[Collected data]
▼

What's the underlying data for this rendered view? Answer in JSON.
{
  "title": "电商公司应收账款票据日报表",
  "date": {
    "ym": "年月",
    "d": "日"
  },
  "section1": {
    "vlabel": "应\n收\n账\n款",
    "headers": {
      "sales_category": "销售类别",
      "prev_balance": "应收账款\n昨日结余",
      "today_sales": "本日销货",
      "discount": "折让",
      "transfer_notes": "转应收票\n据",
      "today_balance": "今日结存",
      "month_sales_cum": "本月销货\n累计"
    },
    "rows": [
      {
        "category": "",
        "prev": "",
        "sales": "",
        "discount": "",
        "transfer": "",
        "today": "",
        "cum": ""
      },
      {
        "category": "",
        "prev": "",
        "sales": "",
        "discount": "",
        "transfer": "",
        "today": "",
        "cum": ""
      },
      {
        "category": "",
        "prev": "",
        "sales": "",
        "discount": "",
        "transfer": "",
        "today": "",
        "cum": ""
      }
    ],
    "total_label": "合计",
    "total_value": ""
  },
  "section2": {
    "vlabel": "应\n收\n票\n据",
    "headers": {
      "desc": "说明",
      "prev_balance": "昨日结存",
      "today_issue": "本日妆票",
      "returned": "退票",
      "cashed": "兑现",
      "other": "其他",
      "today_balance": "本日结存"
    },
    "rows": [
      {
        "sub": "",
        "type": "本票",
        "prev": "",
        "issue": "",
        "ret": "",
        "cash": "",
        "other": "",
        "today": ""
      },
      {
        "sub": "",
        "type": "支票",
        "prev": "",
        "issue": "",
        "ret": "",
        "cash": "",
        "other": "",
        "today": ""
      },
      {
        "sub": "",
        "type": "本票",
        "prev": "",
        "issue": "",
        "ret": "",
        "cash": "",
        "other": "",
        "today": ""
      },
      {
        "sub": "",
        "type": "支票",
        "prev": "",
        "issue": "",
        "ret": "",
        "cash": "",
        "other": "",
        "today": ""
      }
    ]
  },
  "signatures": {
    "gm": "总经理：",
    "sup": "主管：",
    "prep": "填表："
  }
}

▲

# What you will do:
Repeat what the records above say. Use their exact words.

# Reply to the task:
What's the underlying data for this rendered view? Answer in JSON.
{
  "title": "电商公司应收账款票据日报表",
  "date": {
    "ym": "年月",
    "d": "日"
  },
  "section1": {
    "vlabel": "应\n收\n账\n款",
    "headers": {
      "sales_category": "销售类别",
      "prev_balance": "应收账款\n昨日结余",
      "today_sales": "本日销货",
      "discount": "折让",
      "transfer_notes": "转应收票\n据",
      "today_balance": "今日结存",
      "month_sales_cum": "本月销货\n累计"
    },
    "rows": [
      {
        "category": "",
        "prev": "",
        "sales": "",
        "discount": "",
        "transfer": "",
        "today": "",
        "cum": ""
      },
      {
        "category": "",
        "prev": "",
        "sales": "",
        "discount": "",
        "transfer": "",
        "today": "",
        "cum": ""
      },
      {
        "category": "",
        "prev": "",
        "sales": "",
        "discount": "",
        "transfer": "",
        "today": "",
        "cum": ""
      }
    ],
    "total_label": "合计",
    "total_value": ""
  },
  "section2": {
    "vlabel": "应\n收\n票\n据",
    "headers": {
      "desc": "说明",
      "prev_balance": "昨日结存",
      "today_issue": "本日妆票",
      "returned": "退票",
      "cashed": "兑现",
      "other": "其他",
      "today_balance": "本日结存"
    },
    "rows": [
      {
        "sub": "",
        "type": "本票",
        "prev": "",
        "issue": "",
        "ret": "",
        "cash": "",
        "other": "",
        "today": ""
      },
      {
        "sub": "",
        "type": "支票",
        "prev": "",
        "issue": "",
        "ret": "",
        "cash": "",
        "other": "",
        "today": ""
      },
      {
        "sub": "",
        "type": "本票",
        "prev": "",
        "issue": "",
        "ret": "",
        "cash": "",
        "other": "",
        "today": ""
      },
      {
        "sub": "",
        "type": "支票",
        "prev": "",
        "issue": "",
        "ret": "",
        "cash": "",
        "other": "",
        "today": ""
      }
    ]
  },
  "signatures": {
    "gm": "总经理：",
    "sup": "主管：",
    "prep": "填表："
  }
}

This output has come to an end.